Lastly we get back to the fractal design of all this. Again I turned to Dr. Grossman's work with sterograms that I'd applied in the past to deal with many embedded patterns of maladaptation. This fed my 3rd eye awareness and allowed my outer vision and inner vision to harmonize. I started with black and white stereograms and ramped up to deep purple ones like this as my eyes got a stronger and stronger connection. Conscious competence was mine!
I'll sum this up with the wisdom of Karl H. Pribram, MD from page 220 of the book "Languages of the Brain" (1971)
"In many ways the problem of behavior is thus the inverse of the problem of Image. Where an Image is a representation within an organism of its environment, a behavioral Act is a representation in the environment of something within the organism. Acts are achievements in the sense that building a nest or writing a book accomplishes in the external world something the organism had planned, was disposed or set to do. How an Act becomes organized make the substance of this part of our study."(Are ya listening Charlie Sheen?)
By now you can probably notice there's an infrastructure to this seemingly random repair process. Being aware of the nature of the visual process and it's fractal components, I was able to apply many of the principles of NDS to this. As is my bias, I used the somatic oscillations of self and surroundings as my foundation. I chose six maps and six terrains to keep the transitional states of my system on the front burner. In my terms, attention was the intervention. To put it in some kind of somatic math, again I refer to the Vision & Posture manuscript for crack at it.
To sort of tie this all down, we can refer to the work of Trigant Burrow in the arena of phylobiology. His efforts to understand the eyes in both their biological and social roles was groundbreaking stuff. His research revealed that we can distinct modes of attention that are entrained in us developmentally. Being able to recognize them is the key.
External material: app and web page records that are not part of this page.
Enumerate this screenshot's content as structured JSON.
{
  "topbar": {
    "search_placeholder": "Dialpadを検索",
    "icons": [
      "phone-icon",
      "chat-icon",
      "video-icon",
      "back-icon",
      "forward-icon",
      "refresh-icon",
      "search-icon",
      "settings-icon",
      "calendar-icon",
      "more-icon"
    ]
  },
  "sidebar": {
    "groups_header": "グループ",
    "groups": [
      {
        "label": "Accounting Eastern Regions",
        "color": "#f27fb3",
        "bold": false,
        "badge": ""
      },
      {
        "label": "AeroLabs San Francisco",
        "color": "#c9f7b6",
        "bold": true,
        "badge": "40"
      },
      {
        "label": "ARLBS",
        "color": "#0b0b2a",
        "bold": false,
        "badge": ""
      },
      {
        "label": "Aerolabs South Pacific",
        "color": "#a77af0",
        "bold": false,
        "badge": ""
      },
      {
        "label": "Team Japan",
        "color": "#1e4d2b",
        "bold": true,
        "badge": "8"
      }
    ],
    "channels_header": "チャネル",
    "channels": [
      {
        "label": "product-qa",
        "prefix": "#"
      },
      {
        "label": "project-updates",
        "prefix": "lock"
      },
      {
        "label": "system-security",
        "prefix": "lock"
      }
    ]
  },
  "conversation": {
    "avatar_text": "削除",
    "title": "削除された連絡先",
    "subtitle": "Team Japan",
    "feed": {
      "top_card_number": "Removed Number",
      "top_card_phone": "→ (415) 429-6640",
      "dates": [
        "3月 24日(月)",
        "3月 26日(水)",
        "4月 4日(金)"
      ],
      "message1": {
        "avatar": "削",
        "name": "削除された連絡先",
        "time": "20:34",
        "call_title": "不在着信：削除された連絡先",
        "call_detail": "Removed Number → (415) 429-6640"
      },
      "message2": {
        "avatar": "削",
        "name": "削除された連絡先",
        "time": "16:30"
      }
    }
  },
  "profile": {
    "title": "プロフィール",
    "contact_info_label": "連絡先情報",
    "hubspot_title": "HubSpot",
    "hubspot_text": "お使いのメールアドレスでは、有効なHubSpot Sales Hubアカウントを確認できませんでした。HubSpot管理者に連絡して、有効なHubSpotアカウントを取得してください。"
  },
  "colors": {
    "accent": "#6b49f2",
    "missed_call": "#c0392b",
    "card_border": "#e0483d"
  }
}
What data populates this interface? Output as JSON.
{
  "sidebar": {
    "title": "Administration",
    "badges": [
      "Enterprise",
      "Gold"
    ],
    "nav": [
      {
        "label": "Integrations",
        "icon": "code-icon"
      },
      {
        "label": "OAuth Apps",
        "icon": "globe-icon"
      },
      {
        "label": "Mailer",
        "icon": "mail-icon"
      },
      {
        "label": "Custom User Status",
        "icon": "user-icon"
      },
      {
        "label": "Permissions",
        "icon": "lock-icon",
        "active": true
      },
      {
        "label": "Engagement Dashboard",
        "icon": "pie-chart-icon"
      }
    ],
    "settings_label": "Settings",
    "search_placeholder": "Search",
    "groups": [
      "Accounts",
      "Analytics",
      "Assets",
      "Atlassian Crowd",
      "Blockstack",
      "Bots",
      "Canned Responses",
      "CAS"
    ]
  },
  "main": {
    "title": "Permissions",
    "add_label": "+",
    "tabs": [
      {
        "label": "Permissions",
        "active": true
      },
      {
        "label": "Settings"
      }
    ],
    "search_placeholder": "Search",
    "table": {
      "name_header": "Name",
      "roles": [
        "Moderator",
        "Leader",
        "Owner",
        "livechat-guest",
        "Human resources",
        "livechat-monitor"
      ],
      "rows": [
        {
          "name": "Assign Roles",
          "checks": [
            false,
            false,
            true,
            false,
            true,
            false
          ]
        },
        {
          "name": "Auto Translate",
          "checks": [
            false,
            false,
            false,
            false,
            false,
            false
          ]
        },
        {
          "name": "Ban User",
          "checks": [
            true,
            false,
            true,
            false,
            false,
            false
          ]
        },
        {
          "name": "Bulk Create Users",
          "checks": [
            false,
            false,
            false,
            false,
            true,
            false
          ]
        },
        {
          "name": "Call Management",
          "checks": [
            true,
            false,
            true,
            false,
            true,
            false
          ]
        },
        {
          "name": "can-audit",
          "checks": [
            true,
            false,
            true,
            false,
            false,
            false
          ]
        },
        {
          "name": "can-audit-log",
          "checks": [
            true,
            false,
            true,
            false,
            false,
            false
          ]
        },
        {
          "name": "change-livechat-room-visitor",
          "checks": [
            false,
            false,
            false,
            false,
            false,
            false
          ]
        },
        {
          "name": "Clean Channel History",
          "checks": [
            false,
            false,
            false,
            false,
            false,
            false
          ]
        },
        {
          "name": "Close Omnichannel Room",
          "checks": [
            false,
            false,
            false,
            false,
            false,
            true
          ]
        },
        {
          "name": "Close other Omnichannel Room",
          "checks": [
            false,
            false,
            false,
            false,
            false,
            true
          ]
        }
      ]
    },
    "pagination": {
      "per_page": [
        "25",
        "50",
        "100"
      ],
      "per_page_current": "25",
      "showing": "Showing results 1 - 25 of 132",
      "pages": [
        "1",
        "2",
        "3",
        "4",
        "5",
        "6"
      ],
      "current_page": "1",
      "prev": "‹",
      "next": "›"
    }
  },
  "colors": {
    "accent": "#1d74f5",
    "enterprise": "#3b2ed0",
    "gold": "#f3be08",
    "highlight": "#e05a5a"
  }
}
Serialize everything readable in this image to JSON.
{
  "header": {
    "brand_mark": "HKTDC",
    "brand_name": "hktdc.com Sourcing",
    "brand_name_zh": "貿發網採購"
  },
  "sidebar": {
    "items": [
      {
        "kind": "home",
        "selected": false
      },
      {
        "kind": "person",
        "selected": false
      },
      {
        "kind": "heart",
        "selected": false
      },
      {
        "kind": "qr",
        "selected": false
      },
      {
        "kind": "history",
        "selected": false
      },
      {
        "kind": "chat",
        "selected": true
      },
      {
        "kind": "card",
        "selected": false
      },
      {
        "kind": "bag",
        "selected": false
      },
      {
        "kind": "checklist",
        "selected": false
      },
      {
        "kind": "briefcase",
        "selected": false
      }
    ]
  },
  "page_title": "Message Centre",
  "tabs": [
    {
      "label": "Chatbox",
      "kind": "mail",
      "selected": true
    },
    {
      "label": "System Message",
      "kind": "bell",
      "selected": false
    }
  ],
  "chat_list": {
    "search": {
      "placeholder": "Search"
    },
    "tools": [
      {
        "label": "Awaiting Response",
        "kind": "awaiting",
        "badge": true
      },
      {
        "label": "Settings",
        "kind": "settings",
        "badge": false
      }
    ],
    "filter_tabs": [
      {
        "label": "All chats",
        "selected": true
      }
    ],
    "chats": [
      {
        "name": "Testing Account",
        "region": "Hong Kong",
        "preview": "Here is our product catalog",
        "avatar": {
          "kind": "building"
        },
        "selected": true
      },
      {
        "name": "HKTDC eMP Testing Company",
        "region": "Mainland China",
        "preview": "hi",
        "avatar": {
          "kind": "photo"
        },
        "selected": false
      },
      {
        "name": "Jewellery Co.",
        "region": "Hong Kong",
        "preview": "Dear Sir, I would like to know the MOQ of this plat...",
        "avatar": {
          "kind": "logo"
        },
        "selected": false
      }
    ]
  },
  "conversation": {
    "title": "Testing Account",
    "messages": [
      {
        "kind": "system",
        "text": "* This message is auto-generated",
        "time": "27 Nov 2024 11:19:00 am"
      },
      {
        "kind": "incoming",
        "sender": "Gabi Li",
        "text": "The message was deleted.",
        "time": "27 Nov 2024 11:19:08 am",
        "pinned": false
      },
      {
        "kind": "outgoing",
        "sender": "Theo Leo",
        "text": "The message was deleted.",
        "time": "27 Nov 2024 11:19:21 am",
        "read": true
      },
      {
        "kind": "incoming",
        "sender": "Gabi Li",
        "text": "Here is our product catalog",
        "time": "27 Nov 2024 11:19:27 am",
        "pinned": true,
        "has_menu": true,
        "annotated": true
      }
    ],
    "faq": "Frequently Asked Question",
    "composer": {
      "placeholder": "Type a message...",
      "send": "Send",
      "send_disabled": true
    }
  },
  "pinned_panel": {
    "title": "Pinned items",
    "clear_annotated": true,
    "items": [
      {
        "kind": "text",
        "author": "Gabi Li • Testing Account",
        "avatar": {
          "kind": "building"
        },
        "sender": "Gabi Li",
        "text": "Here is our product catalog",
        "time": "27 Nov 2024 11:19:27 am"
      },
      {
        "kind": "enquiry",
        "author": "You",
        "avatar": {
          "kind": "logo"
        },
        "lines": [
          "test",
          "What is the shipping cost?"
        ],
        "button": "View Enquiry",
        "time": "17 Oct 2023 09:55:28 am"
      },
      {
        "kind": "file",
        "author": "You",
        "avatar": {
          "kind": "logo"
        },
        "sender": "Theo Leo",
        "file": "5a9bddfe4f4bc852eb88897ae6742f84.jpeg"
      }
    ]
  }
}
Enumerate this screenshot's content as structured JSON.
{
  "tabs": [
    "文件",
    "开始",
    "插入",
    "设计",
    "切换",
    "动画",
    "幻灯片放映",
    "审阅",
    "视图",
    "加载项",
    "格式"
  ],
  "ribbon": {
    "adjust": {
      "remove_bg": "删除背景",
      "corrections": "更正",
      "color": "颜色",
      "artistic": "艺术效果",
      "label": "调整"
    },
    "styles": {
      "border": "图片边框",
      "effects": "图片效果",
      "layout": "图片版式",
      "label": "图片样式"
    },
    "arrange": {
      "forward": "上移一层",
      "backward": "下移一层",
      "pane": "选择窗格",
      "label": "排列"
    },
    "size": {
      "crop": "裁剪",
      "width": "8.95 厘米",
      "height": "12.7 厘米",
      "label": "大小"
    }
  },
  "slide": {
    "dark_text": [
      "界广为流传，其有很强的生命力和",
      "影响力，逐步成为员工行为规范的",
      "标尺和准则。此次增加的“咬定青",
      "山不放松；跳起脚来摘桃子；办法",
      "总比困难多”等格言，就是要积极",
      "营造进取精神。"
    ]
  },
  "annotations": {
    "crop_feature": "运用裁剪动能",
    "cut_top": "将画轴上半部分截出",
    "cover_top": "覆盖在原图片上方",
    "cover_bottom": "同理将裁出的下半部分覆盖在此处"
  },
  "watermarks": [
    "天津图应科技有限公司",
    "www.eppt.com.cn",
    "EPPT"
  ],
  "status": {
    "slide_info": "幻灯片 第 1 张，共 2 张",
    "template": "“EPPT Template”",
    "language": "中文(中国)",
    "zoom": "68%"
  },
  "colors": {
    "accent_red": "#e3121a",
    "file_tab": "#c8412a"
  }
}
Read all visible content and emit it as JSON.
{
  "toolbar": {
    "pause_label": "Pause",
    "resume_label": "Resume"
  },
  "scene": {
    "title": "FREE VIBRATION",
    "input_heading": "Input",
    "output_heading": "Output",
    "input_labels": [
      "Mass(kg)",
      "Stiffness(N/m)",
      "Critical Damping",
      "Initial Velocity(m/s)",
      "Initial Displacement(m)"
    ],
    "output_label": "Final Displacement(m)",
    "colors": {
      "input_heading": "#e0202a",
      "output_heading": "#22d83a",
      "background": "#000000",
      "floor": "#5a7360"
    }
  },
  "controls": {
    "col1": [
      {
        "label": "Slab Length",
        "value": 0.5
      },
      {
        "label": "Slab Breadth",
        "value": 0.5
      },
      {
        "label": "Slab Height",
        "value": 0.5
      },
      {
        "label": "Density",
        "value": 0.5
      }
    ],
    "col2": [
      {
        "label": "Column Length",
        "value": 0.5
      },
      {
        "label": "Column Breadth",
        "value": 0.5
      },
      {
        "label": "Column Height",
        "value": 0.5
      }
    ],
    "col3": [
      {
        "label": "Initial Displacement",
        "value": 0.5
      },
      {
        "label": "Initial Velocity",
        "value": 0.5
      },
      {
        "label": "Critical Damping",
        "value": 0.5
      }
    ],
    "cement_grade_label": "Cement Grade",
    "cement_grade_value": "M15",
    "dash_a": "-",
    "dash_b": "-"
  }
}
“The first was the primary pattern, called “cotention” which was “…characterized by a constructive, impersonal type of interest that is inclusive or organismic.” The second was the more common form of attention, called “ditention.” In ditention, interest does not flow directly to the objects and people around; it is diverted back upon the self-image…”. Even more conclusive were the physiological markers of the two patterns. Burrow found that the state of cotention contained a slower, more abdominal respiratory rhythm, a reduction in the number of eye movements and a brainwave pattern with reduced alpha time and general diminution in cortical potential, which is most pronounced in the motor regions as compared to that of ditention.”
Burrow T. Toward Social Sanity and Human Survival. New York: Horizon Press, 1984
What we see is a result of how well we convert light and energy into patterns that we can alone can encode and recode. That axiom sticks from the neurobiological level all the way up through the semiotic and esoteric ones. By viewing our ocular function as an extentions of our brain's tensegrity, it compels us to regulate all the proprioceptive and perceptual aspects of the fractal elements of the 'organ of vision'. This is how vision becomes sight in my eyes.
Here's the two retinal images side by side for comparison...nice journey so far eh sapiens? Bracing for 3/24!